Cricketer’s Arms Tavern, cnr Tory & Vivian Streets (1962-68/1968-70)
Architect: D.C. Gunter, Client: New Zealand Breweries
The Cricketer’s Arms was designed and built through the 1960s (1962-68/1968-70) as a consequence of the amalgamation of small local breweries into the duopoly which defined Aotearoa/NZ beer for the next forty odd years. There were a number of bars built at the same time dotted around the country, and one day, when I have a serious moment, I will write the history of them. They are richly steeped in the culture of ‘six o’clock swill,’ ‘ladies lounges,’ and the dimly conflicted process of modern corporatisation and egalitarian social progress. ‘Better Beer For All’ in the form of a nationally standardised brewing – eerg!
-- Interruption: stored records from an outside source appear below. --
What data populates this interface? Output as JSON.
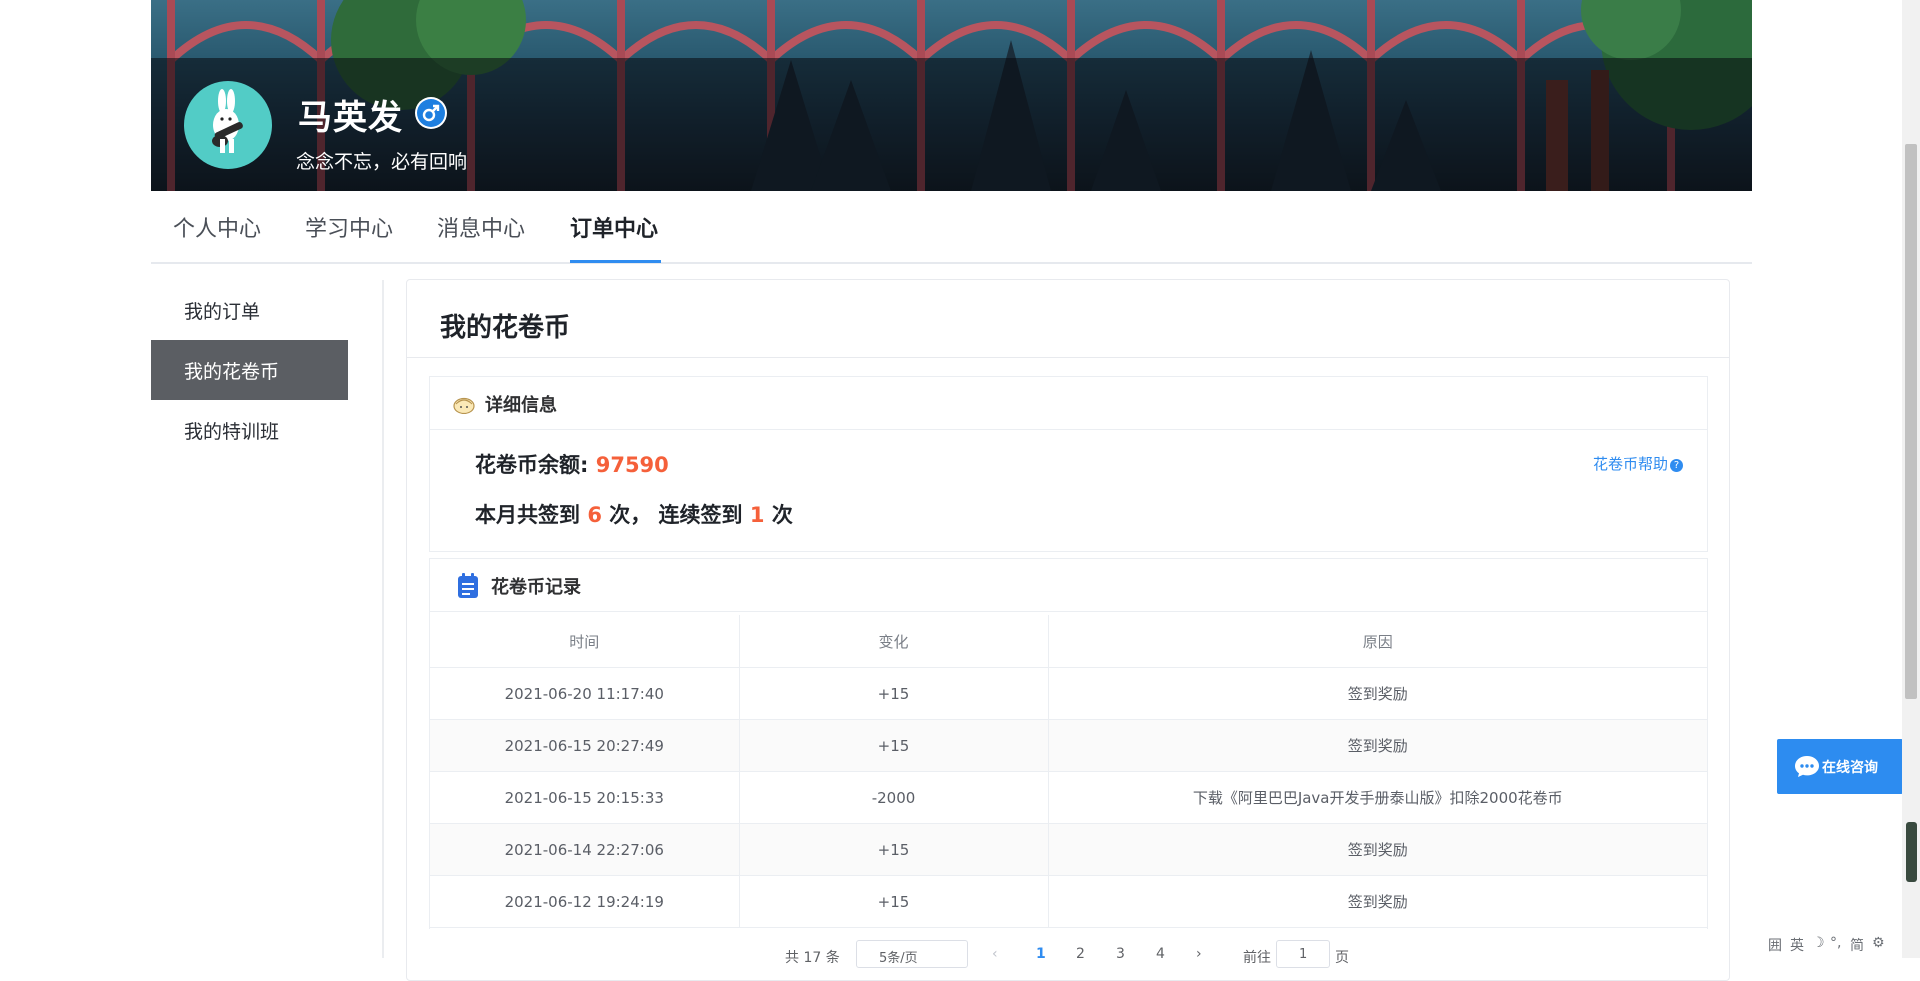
{
  "profile": {
    "name": "马英发",
    "gender_icon": "male-icon",
    "motto": "念念不忘，必有回响"
  },
  "nav": {
    "tabs": [
      {
        "label": "个人中心",
        "active": false
      },
      {
        "label": "学习中心",
        "active": false
      },
      {
        "label": "消息中心",
        "active": false
      },
      {
        "label": "订单中心",
        "active": true
      }
    ]
  },
  "sidebar": {
    "items": [
      {
        "label": "我的订单",
        "active": false
      },
      {
        "label": "我的花卷币",
        "active": true
      },
      {
        "label": "我的特训班",
        "active": false
      }
    ]
  },
  "main": {
    "title": "我的花卷币",
    "detail": {
      "title": "详细信息",
      "balance_label": "花卷币余额:",
      "balance_value": "97590",
      "sign_prefix": "本月共签到",
      "sign_count": "6",
      "sign_mid": "次， 连续签到",
      "sign_streak": "1",
      "sign_suffix": "次",
      "help_label": "花卷币帮助",
      "help_mark": "?"
    },
    "records": {
      "title": "花卷币记录",
      "columns": [
        "时间",
        "变化",
        "原因"
      ],
      "rows": [
        {
          "time": "2021-06-20 11:17:40",
          "change": "+15",
          "reason": "签到奖励"
        },
        {
          "time": "2021-06-15 20:27:49",
          "change": "+15",
          "reason": "签到奖励"
        },
        {
          "time": "2021-06-15 20:15:33",
          "change": "-2000",
          "reason": "下载《阿里巴巴Java开发手册泰山版》扣除2000花卷币"
        },
        {
          "time": "2021-06-14 22:27:06",
          "change": "+15",
          "reason": "签到奖励"
        },
        {
          "time": "2021-06-12 19:24:19",
          "change": "+15",
          "reason": "签到奖励"
        }
      ]
    },
    "pagination": {
      "total": "共 17 条",
      "page_size": "5条/页",
      "pages": [
        "1",
        "2",
        "3",
        "4"
      ],
      "current_page": "1",
      "goto_label": "前往",
      "goto_value": "1",
      "goto_suffix": "页"
    }
  },
  "consult": {
    "label": "在线咨询",
    "icon": "chat-bubble-icon"
  },
  "ime": {
    "items": [
      "囲",
      "英",
      "☽",
      "°,",
      "简",
      "⚙"
    ]
  },
  "colors": {
    "accent": "#2f8cf0",
    "highlight": "#f5603a",
    "sidebar_active": "#5b5e63",
    "avatar_bg": "#52ccc6"
  }
}
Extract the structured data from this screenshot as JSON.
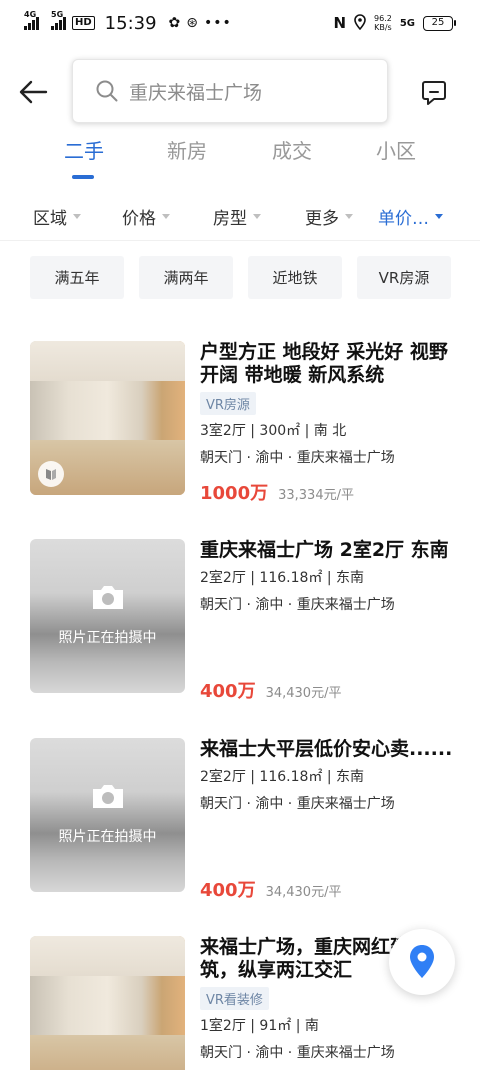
{
  "status_bar": {
    "sig1_tag": "4G",
    "sig2_tag": "5G",
    "hd": "HD",
    "time": "15:39",
    "net_speed": "96.2",
    "net_unit": "KB/s",
    "sig3_tag": "5G",
    "battery": "25"
  },
  "search": {
    "placeholder": "重庆来福士广场"
  },
  "tabs": [
    {
      "label": "二手",
      "active": true
    },
    {
      "label": "新房"
    },
    {
      "label": "成交"
    },
    {
      "label": "小区"
    }
  ],
  "filters": [
    {
      "label": "区域"
    },
    {
      "label": "价格"
    },
    {
      "label": "房型"
    },
    {
      "label": "更多"
    },
    {
      "label": "单价…",
      "active": true
    }
  ],
  "chips": [
    "满五年",
    "满两年",
    "近地铁",
    "VR房源"
  ],
  "listings": [
    {
      "title": "户型方正 地段好  采光好 视野开阔 带地暖 新风系统",
      "badge": "VR房源",
      "spec": "3室2厅 | 300㎡ | 南 北",
      "location": "朝天门 · 渝中 · 重庆来福士广场",
      "price": "1000万",
      "unit_price": "33,334元/平"
    },
    {
      "title": "重庆来福士广场 2室2厅 东南",
      "overlay": "照片正在拍摄中",
      "spec": "2室2厅 | 116.18㎡ | 东南",
      "location": "朝天门 · 渝中 · 重庆来福士广场",
      "price": "400万",
      "unit_price": "34,430元/平"
    },
    {
      "title": "来福士大平层低价安心卖......",
      "overlay": "照片正在拍摄中",
      "spec": "2室2厅 | 116.18㎡ | 东南",
      "location": "朝天门 · 渝中 · 重庆来福士广场",
      "price": "400万",
      "unit_price": "34,430元/平"
    },
    {
      "title": "来福士广场，重庆网红建筑，纵享两江交汇",
      "badge": "VR看装修",
      "spec": "1室2厅 | 91㎡ | 南",
      "location": "朝天门 · 渝中 · 重庆来福士广场"
    }
  ],
  "colors": {
    "accent": "#2a6dd4",
    "price": "#e8483a",
    "map_pin": "#2f7ff5"
  },
  "icons": [
    "back-arrow-icon",
    "search-icon",
    "message-icon",
    "vr-icon",
    "camera-icon",
    "map-pin-icon"
  ]
}
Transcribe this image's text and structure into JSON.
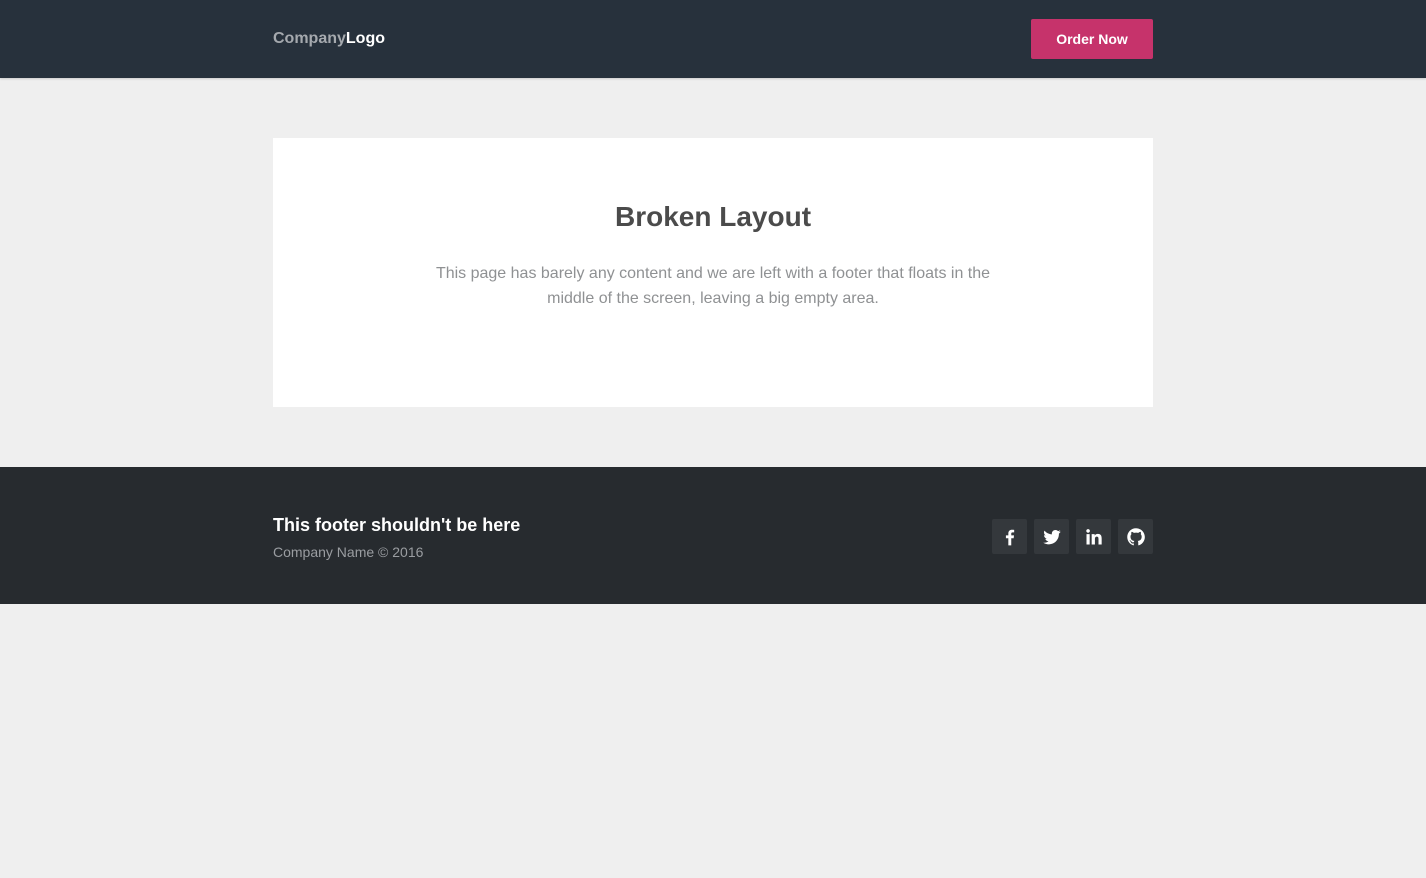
{
  "header": {
    "logo_company": "Company",
    "logo_logo": "Logo",
    "order_button": "Order Now"
  },
  "main": {
    "title": "Broken Layout",
    "description": "This page has barely any content and we are left with a footer that floats in the middle of the screen, leaving a big empty area."
  },
  "footer": {
    "title": "This footer shouldn't be here",
    "copyright": "Company Name © 2016",
    "socials": [
      {
        "icon": "facebook-icon"
      },
      {
        "icon": "twitter-icon"
      },
      {
        "icon": "linkedin-icon"
      },
      {
        "icon": "github-icon"
      }
    ]
  },
  "colors": {
    "header_bg": "#27313c",
    "accent": "#c6336b",
    "page_bg": "#efefef",
    "footer_bg": "#272b2f"
  }
}
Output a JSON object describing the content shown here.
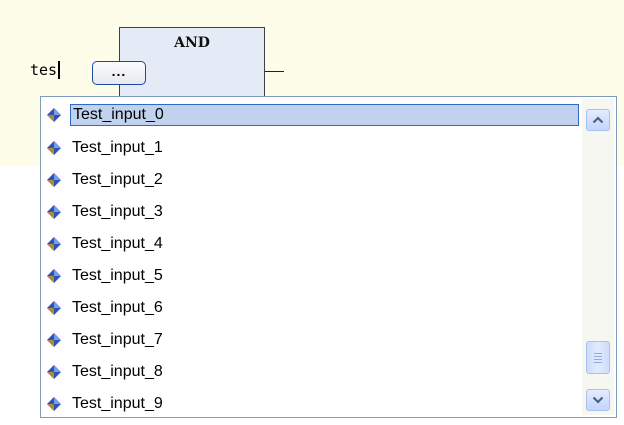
{
  "block": {
    "title": "AND"
  },
  "editor": {
    "typed_text": "tes",
    "browse_button_label": "..."
  },
  "dropdown": {
    "selected_index": 0,
    "items": [
      {
        "label": "Test_input_0"
      },
      {
        "label": "Test_input_1"
      },
      {
        "label": "Test_input_2"
      },
      {
        "label": "Test_input_3"
      },
      {
        "label": "Test_input_4"
      },
      {
        "label": "Test_input_5"
      },
      {
        "label": "Test_input_6"
      },
      {
        "label": "Test_input_7"
      },
      {
        "label": "Test_input_8"
      },
      {
        "label": "Test_input_9"
      }
    ],
    "item_icon": "variable-diamond-icon",
    "scroll_position": 0.85
  },
  "colors": {
    "editor_background": "#fefde9",
    "block_fill": "#e4ebf7",
    "selection_fill": "#c1d2ee",
    "selection_border": "#316ac5",
    "scrollbar_accent": "#a8c1f0"
  }
}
Anyway, the bars were all designed in the fashionable Brutalist style that emerged out of CIAM X, Alison & Peter Smithson, and a romantic/humanist turn by modern architects. Modernism is a fairly complicated beastie when you start to enquire, and technically speaking ‘Brutalist Architecture’ is post-modern though not of the self-referential ice-cream coloured kind.
The Smithsons were working with artist Richard Hamilton whose collage Just what is it that makes today’s homes so different, so appealing? (1956) typically punctuates the beginning of any lecture on post-modern art. If you still don’t believe me that it is a romantic/humanist turn just truck on out to Upper Hutt and check out the civic buildings and their gardens – all picturesque and Japanese, hard rock building and filmy soft plants.
Adolf Loos, for all his crimes, compared modern architecture to a clean cut Englishman’s suit – sensible, elegant, anonymous. Brutalism is more, well, hipster – sensible, plaid shirt, a bit archaic. This is neither a criticism, nor a random association. Both Brutalist architecture and Hipsters were/are, for example, nostalgic about the Amish, both pretend to be low tech, both intend to give a solid one finger salute to gratuitous consumerism.
The Cricketers Arms has a number of features – which if I ruled the world – would be protected for posterity as a symbol of nostalgia for A/NZ’s failed democratic socialist experiment. These include a corner cut-out facing the intersection of Tory and Able Smith Streets. This was supposed to organise a 360 degree stair entry marking the divide between upper and lower bars. The lowest basement (dive/public) bar was also a bottle shop, while the upper bars were ‘private’ & ‘lounging’ (for the ladies etc). That this feature has been filled in by a lift is an utter lament, and of dubious functionality – there is plenty of room in the back of the joint, linked to an underground carpark that could have a lift… assuming that this wasn’t a structural problem.
The exterior facades are rough as guts – but then blank facades are a feature of pub design at the time, which did not allow the interior (with its drinkers) to be seen from the street … perhaps also to keep a maximum of cigarette smoke in the bar for best smoking impact. The top floor lounge could forego this treatment having instead floor to ceiling windows behind vertical concrete barricades. The result is fortress like … similar to a tightly buttoned plaid shirt … just missing the lush beard. If the building were being maintained true-to-form the space of the street set back (created because they assumed Tory & Vivien Streets would be widened) would have planter boxes to allow some hairy greenery to mingle with the concrete.
I sincerely hope that at some point when one of the local craft beer companies get big enough they move into the building and resurrect its status as a temple to beer consumption – single speed drop handle bar bicycles parked out front of course!
The “My favourite modernist building …” series is in support of Gordon Wilson Flats which is facing threat of demolition.